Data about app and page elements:
------

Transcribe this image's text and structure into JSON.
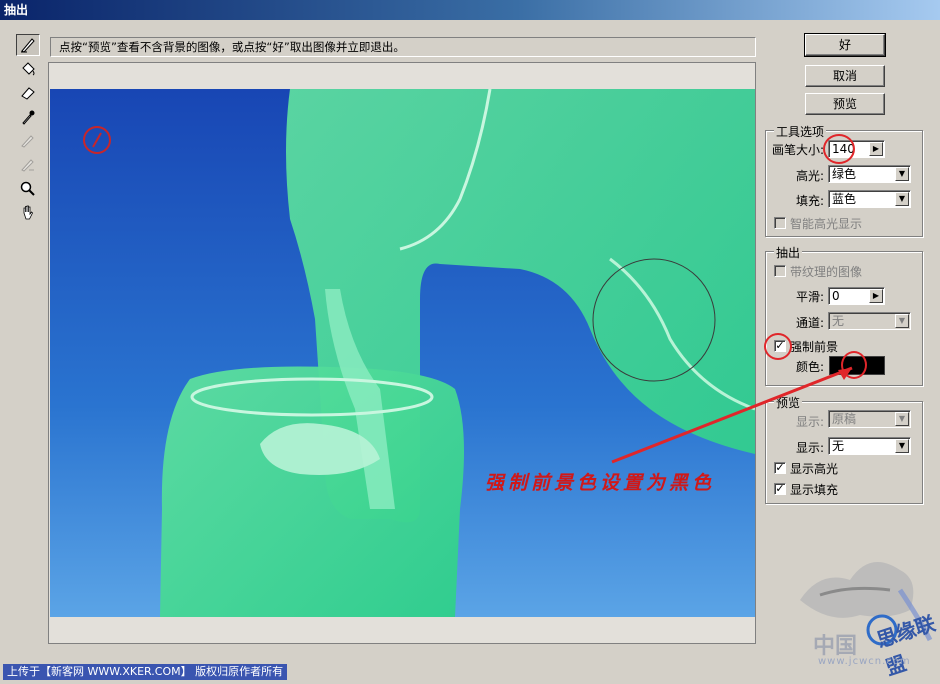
{
  "window": {
    "title": "抽出"
  },
  "hint": "点按“预览”查看不含背景的图像，或点按“好”取出图像并立即退出。",
  "buttons": {
    "ok": "好",
    "cancel": "取消",
    "preview": "预览"
  },
  "tools": [
    "edge-highlighter-icon",
    "fill-bucket-icon",
    "eraser-icon",
    "eyedropper-icon",
    "cleanup-tool-icon",
    "edge-touchup-icon",
    "zoom-icon",
    "hand-icon"
  ],
  "tool_options": {
    "title": "工具选项",
    "brush_size_label": "画笔大小:",
    "brush_size": "140",
    "highlight_label": "高光:",
    "highlight_value": "绿色",
    "fill_label": "填充:",
    "fill_value": "蓝色",
    "smart_highlight_label": "智能高光显示"
  },
  "extraction": {
    "title": "抽出",
    "textured_label": "带纹理的图像",
    "smooth_label": "平滑:",
    "smooth_value": "0",
    "channel_label": "通道:",
    "channel_value": "无",
    "force_fg_label": "强制前景",
    "color_label": "颜色:",
    "color_value": "#000000"
  },
  "preview": {
    "title": "预览",
    "show_label": "显示:",
    "show_value": "原稿",
    "display_label": "显示:",
    "display_value": "无",
    "show_highlight_label": "显示高光",
    "show_fill_label": "显示填充"
  },
  "annotation": "强制前景色设置为黑色",
  "footer": "上传于【新客网 WWW.XKER.COM】 版权归原作者所有",
  "watermark": {
    "text": "中国",
    "url": "www.jcwcn.com",
    "site": "思缘联盟"
  }
}
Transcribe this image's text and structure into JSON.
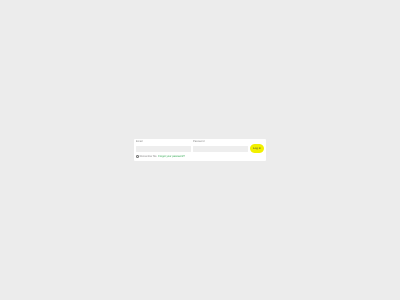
{
  "login_form": {
    "email_label": "Email",
    "email_value": "",
    "password_label": "Password",
    "password_value": "",
    "submit_label": "Log in",
    "remember_label": "Remember Me",
    "remember_checked": false,
    "forgot_label": "Forgot your password?"
  },
  "colors": {
    "background": "#ececec",
    "card": "#ffffff",
    "input_background": "#eeeeee",
    "button": "#f2f000",
    "link": "#2fa84f"
  }
}
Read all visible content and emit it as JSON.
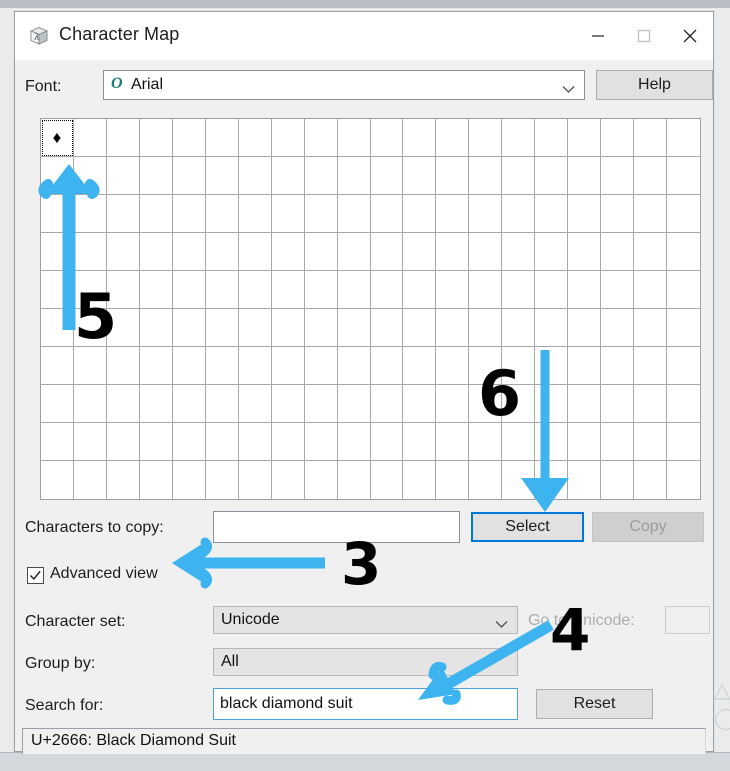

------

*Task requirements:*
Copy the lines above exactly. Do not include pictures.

*Result:*
Transcribe this image's text and structure into JSON.
{
  "window": {
    "title": "抽出"
  },
  "hint": "点按“预览”查看不含背景的图像，或点按“好”取出图像并立即退出。",
  "buttons": {
    "ok": "好",
    "cancel": "取消",
    "preview": "预览"
  },
  "tools": [
    "edge-highlighter-icon",
    "fill-bucket-icon",
    "eraser-icon",
    "eyedropper-icon",
    "cleanup-tool-icon",
    "edge-touchup-icon",
    "zoom-icon",
    "hand-icon"
  ],
  "tool_options": {
    "title": "工具选项",
    "brush_size_label": "画笔大小:",
    "brush_size": "140",
    "highlight_label": "高光:",
    "highlight_value": "绿色",
    "fill_label": "填充:",
    "fill_value": "蓝色",
    "smart_highlight_label": "智能高光显示"
  },
  "extraction": {
    "title": "抽出",
    "textured_label": "带纹理的图像",
    "smooth_label": "平滑:",
    "smooth_value": "0",
    "channel_label": "通道:",
    "channel_value": "无",
    "force_fg_label": "强制前景",
    "color_label": "颜色:",
    "color_value": "#000000"
  },
  "preview": {
    "title": "预览",
    "show_label": "显示:",
    "show_value": "原稿",
    "display_label": "显示:",
    "display_value": "无",
    "show_highlight_label": "显示高光",
    "show_fill_label": "显示填充"
  },
  "annotation": "强制前景色设置为黑色",
  "footer": "上传于【新客网 WWW.XKER.COM】 版权归原作者所有",
  "watermark": {
    "text": "中国",
    "url": "www.jcwcn.com",
    "site": "思缘联盟"
  }
}
Transcribe this image's text and structure into JSON.
{
  "login_form": {
    "email_label": "Email",
    "email_value": "",
    "password_label": "Password",
    "password_value": "",
    "submit_label": "Log in",
    "remember_label": "Remember Me",
    "remember_checked": false,
    "forgot_label": "Forgot your password?"
  },
  "colors": {
    "background": "#ececec",
    "card": "#ffffff",
    "input_background": "#eeeeee",
    "button": "#f2f000",
    "link": "#2fa84f"
  }
}
Read all visible content and emit it as JSON.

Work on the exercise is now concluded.